Since this study was conducted ten years ago, we were curious to see if there would have been a difference, especially with the rise in technology. Dr. Sha gave us a direct and simple response which was there was no need to change anything and just see if the ten-year gap will show different results. Some of the changes Dr. Sha believed we could possibly see would be in the demographics or the increase of women with accreditation. Our “retesting,” would be replicating the study and it would simply be a check-in a decade later.
What Is Success To You?
Dr. Sha believes each person has their own perspective on success. In terms of success within the accredited field, there is some data that shows that accredited professionals perform more strategic planning and earn more money overall. Dr. Sha explained how accreditation can lead to a better understanding of the ethical challenge of the public relations field, but that does not necessarily mean they are more successful. If we define being successful as being able to do public relations to its full potential, the accreditation definitely benefits PR practitioners as they are able to be more intentional and strategic, which is basically what public relations is all about.
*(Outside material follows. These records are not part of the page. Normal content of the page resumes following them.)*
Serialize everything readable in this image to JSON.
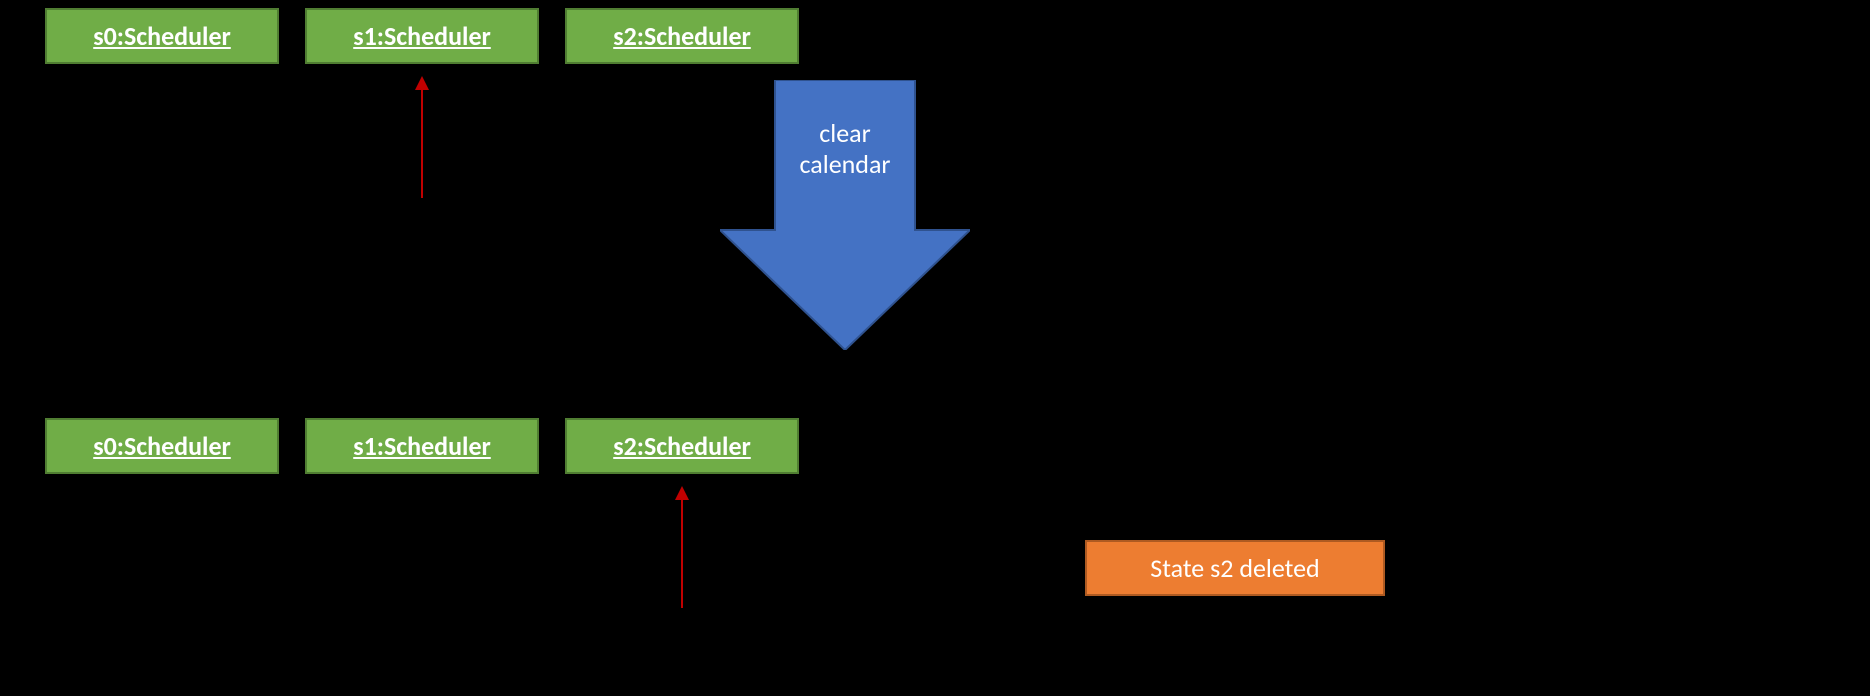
{
  "blocks": {
    "top": [
      "s0:Scheduler",
      "s1:Scheduler",
      "s2:Scheduler"
    ],
    "bottom": [
      "s0:Scheduler",
      "s1:Scheduler",
      "s2:Scheduler"
    ]
  },
  "pointers": {
    "top_active_index": 1,
    "bottom_active_index": 2
  },
  "transition": {
    "line1": "clear",
    "line2": "calendar"
  },
  "status": "State s2 deleted",
  "colors": {
    "object_fill": "#70AD47",
    "object_border": "#507E32",
    "arrow_fill": "#4472C4",
    "arrow_border": "#2F528F",
    "pointer": "#C00000",
    "status_fill": "#ED7D31",
    "status_border": "#AE5A21",
    "background": "#000000",
    "text_on_shape": "#FFFFFF"
  }
}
However, Dr. Sha would not necessarily blame accreditation for success. She says, “it just so happens that accredited people earn more money.”
In conclusion, the interview with Dr. Sha was based on her article “Accredited vs. non-accredited: The polarization of practitioners in the public relations profession.” This study was created on the behalf of Universal Accreditation Board to see if accreditation is worth it for people within the field. Dr. Sha believes this study was successful because of the 9950 respondents she was able to gain access to through a PRSA member also affiliated with the accreditation board. Based on the research studies show that there is a difference in age, education, and gender between people who have pursued accreditation and those who have not. There also seemed to be a lack of women accredited. Dr. Sha suggests it could be due to lack of time and availability. The main reason for accreditation is to ensure PR practitioner’s credibility and ethical responsibilities within the field. Becoming accredited does not determine an individual’s success; it is possible to have a successful career without obtaining an accreditation.